By Valentina Henriquez
“Hey yo ma, you lookin’ real sexy right now, let me holla at cha fo’ a sec’”, a guy, about 20 years of age, yells to a female who walks by showing cleavage.
‘Catcalling’ : it happens all over the world, from New York to Paris … to the campus of John Jay. But what causes guys to catcall, even though it can legally be considered sexual harassment?
“Society seems to think that me wearing less clothing seems to be an invitation,” says Ieasha Galloway, a student of John Jay, who has been catcalled multiple times both in the streets and on John Jay’s Campus.
“There are times when I wore sweatpants and guys thought I was approachable,” says Crystal Rodriquez, who has experienced catcalling both in the streets and on John Jay campus. Crystal believes it has little to do with what a woman wears.

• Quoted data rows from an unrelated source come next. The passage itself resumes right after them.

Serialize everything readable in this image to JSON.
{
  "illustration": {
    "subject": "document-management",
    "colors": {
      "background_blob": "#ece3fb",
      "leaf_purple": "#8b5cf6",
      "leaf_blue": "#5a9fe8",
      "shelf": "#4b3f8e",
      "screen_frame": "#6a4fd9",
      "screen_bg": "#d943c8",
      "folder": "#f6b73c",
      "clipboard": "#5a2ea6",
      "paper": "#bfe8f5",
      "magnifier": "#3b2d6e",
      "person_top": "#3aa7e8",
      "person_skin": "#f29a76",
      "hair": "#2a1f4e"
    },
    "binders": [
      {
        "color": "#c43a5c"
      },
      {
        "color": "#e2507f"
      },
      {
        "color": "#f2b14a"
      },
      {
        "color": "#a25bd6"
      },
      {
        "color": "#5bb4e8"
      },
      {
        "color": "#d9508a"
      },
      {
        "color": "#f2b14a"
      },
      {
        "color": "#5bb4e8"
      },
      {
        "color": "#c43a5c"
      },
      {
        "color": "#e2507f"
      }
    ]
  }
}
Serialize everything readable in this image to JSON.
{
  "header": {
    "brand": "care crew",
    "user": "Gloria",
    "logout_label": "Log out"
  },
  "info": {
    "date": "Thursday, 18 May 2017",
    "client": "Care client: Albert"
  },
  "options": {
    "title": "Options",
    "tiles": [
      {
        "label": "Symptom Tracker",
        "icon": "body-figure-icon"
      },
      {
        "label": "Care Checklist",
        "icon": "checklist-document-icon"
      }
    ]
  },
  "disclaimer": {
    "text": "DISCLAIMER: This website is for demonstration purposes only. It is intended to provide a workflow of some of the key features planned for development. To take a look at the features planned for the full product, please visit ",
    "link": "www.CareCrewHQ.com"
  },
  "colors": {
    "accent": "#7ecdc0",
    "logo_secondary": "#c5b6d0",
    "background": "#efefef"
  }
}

Sexual harassment, according to the New York State office of the attorney general is, “a form of gender-based discrimination, [involving] unwanted sexual context [one of them being] sexually offensive remarks or jokes…comments (either complimentary or derogatory) about a person’s gender or sexual preferences”. Catcalling falls under this category, yet it is not seen as a crime until it becomes more frequent by the same person, or involves physical contact.
John Jay’s Department of Public Safety defines behaviors similar to catcalling under the heading of “Hostile Environment.” Offensive comments that form an uncomfortable setting for students, commenting on physical attributes, using crude or offensive language and demeaning or inappropriate terms like “babe” are all considered a form of sexual harassment under the CUNY Policy Against Sexual Harassment.
Being a Criminal Justice school, John Jay College gives off the impression that most of its students are aware of many of the NYS and NYC laws. “In this country we are given the freedom to express ourselves however we wish, so it is not right to take advantage of someone who is exercising their right to free expression,” says student Anthony Auson.
Auson was caught off guard, however when asked if girls who wear more revealing clothing are more subject to sexual harassment. Auson said “The way society is today, yes, although I don’t think it’s right.”
Aldin Radoncic, wearing a Captain America shirt, agreed. “Girls who wear more revealing clothing are more prone to sexual harassment. There are guys who think they’re that kind of person.” He was asked to further elaborate, “Let’s say a girl is wearing short skirts, revealing tops. It is more likely that guys assume she is a slut, or skank and she wants to be catcalled.”
According to Buzzfeed media, several countries around the world have banned women from wearing clothing that makes them more susceptible to sexual harassment.
In Uganda women have been banned from wearing miniskirts. Closer to home, a school in Michigan banned its female students from wearing leggings because they were deemed too “distracting” for male students.
It seems fortunate that there are no restrictions on women’s clothing at John Jay but it does promote a policy against sexual harassment.
In fact, not all women find catcalling a form of harassment. In her story, “Hey, ladies—catcalls are flattering! Deal with it,” Doree Lewak gave the message that it’s ok to catcall. For Lewak, catcalling gives her confidence. “When a total stranger notices you, it’s validating,” she wrote. “Before I know it, winter will be upon us again and it’s not easy turning heads when you’re up to your neck in Gore-Tex.” But Lewak’s take is not the norm.
Off campus, protests against catcalling are happening, giving the message that what women wear shouldn’t suggest consent. Blogs and non-profit organizations such as Price of Silence and Hollaback! Price of Silence states, “We call street harassment the gateway drug to further forms of violence against women…This perception dehumanizes women to a perceived ideal of subservience. We need to create a standard of human rights which protects equality to public space.”